The Message has been published in twenty-four languages. Excerpts from the English version are given below.

"This message of the Pontifical Council for Inter-religious Dialogue has become a tradition cherished by us all, which is looked forward to each year and this is certainly a cause for joy. It has become, over the years, an occasion of cordial encounter in many countries between many Christians and Muslims. It often addresses a matter of shared concern, making it therefore conducive to a confident and open exchange. Are not all these elements immediately perceived as signs of friendship among us for which we should
thank God?"

"We all know that poverty has the power to humiliate and to engender intolerable sufferings; it is often a source of isolation, anger, even hatred and the desire for revenge. It can provoke hostile actions using any available means, even seeking to justify them on religious grounds, or seizing another man's wealth, together with his peace and security, in the name of an alleged 'divine justice'. This is why confronting the phenomena of extremism and violence necessarily implies tackling poverty through the promotion of integral human development that Pope Paul VI defined as the 'new name for peace'".

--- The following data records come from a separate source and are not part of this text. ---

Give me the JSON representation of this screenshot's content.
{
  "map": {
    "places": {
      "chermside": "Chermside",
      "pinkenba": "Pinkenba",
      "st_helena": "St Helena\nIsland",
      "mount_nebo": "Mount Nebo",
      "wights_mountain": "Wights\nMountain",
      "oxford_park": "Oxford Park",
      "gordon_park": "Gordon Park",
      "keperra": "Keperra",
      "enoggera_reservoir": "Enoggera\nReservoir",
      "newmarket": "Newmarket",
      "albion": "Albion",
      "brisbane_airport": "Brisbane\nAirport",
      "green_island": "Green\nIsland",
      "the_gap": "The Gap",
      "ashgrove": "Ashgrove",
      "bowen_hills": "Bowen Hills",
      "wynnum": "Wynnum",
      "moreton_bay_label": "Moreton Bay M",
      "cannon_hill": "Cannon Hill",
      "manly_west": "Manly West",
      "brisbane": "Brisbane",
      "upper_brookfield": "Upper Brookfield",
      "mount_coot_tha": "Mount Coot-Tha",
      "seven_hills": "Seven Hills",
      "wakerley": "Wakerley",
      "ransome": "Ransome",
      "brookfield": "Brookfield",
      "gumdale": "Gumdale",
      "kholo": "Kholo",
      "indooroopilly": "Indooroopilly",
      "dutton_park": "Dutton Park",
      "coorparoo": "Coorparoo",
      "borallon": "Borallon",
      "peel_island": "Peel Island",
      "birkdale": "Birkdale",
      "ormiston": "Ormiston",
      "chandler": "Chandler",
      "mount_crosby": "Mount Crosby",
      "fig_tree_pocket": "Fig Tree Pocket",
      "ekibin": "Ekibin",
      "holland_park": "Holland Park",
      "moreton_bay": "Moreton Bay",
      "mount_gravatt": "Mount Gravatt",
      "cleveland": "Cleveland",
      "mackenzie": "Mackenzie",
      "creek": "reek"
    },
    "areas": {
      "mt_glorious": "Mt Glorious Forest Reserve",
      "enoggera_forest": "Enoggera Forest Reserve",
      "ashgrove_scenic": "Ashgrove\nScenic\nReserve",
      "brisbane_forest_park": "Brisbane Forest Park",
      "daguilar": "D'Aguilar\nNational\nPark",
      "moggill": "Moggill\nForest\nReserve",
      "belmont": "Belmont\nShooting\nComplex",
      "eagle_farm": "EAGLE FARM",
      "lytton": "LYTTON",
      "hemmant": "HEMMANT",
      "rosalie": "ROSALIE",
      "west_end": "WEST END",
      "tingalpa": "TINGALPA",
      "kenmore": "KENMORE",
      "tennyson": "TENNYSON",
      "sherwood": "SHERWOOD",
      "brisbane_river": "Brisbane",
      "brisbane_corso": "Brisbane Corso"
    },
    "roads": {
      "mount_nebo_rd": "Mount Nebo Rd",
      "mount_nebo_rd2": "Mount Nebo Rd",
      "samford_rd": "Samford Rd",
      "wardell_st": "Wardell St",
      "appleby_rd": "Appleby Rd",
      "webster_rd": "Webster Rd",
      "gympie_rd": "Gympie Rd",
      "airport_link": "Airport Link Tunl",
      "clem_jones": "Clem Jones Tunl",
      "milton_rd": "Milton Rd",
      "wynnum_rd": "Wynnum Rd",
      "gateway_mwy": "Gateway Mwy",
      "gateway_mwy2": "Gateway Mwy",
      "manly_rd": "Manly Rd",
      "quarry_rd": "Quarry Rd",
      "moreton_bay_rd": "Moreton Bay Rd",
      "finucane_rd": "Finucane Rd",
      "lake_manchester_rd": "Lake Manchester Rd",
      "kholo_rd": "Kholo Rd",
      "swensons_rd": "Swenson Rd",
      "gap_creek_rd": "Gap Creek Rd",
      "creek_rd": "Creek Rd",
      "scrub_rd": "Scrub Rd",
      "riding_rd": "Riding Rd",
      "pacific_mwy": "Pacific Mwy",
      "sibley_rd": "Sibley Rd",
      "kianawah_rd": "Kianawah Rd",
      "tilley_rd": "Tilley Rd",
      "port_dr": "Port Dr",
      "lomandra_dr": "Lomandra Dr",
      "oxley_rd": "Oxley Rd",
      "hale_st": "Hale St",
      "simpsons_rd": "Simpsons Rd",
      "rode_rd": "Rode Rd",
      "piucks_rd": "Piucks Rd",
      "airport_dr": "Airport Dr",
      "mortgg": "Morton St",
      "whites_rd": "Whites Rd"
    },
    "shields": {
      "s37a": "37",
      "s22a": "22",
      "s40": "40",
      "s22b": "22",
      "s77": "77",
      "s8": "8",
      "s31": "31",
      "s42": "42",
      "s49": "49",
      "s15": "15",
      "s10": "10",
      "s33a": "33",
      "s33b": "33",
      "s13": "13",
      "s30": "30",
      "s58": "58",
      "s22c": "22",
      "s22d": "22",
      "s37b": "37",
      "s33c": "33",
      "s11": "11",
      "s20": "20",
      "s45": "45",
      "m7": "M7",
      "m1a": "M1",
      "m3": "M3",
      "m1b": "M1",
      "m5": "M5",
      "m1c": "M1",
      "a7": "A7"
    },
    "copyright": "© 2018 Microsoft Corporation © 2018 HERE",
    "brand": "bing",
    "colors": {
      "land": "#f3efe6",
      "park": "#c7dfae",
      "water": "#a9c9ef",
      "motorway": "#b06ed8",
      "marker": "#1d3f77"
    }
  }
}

"In his talk on the occasion of the World Day for Peace, 1 January 2009, His Holiness Pope Benedict XVI distinguished two types of poverty: a poverty to be combated and a poverty to be embraced.

"The poverty to be combated is before the eyes of everyone: hunger, lack of clean water, limited medical care and inadequate shelter, insufficient educational and cultural systems, illiteracy, not to mention also the existence of new forms of poverty: 'in advanced wealthy societies, there is evidence of marginalization, as well as affective, moral and spiritual poverty'. The poverty to be embraced is that of a style of life which is simple and essential, avoiding waste and respecting the environment and the goodness of creation. This poverty can also be, at least at certain times during the year, that of frugality and fasting. It is the poverty which we choose which predisposes us to go beyond ourselves, expanding the heart.

"As believers, the desire to work together for a just and durable solution to the scourge of poverty certainly also implies reflecting on the grave problems of our time and, when possible, sharing a common commitment to eradicate them".

"A careful study of the complex phenomenon of poverty directs us precisely towards its origin in the lack of respect for the innate dignity of the human person and calls us to a global solidarity, for example through the adoption of a 'common ethical code' whose norms would not only have a conventional character, but also would necessarily be rooted in the natural law written by the Creator in the conscience of every human being.

"It seems that in diverse places of the world we have passed from tolerance to a meeting together, beginning with common lived experience and real shared concerns. This is an important step forward".

Source: VIS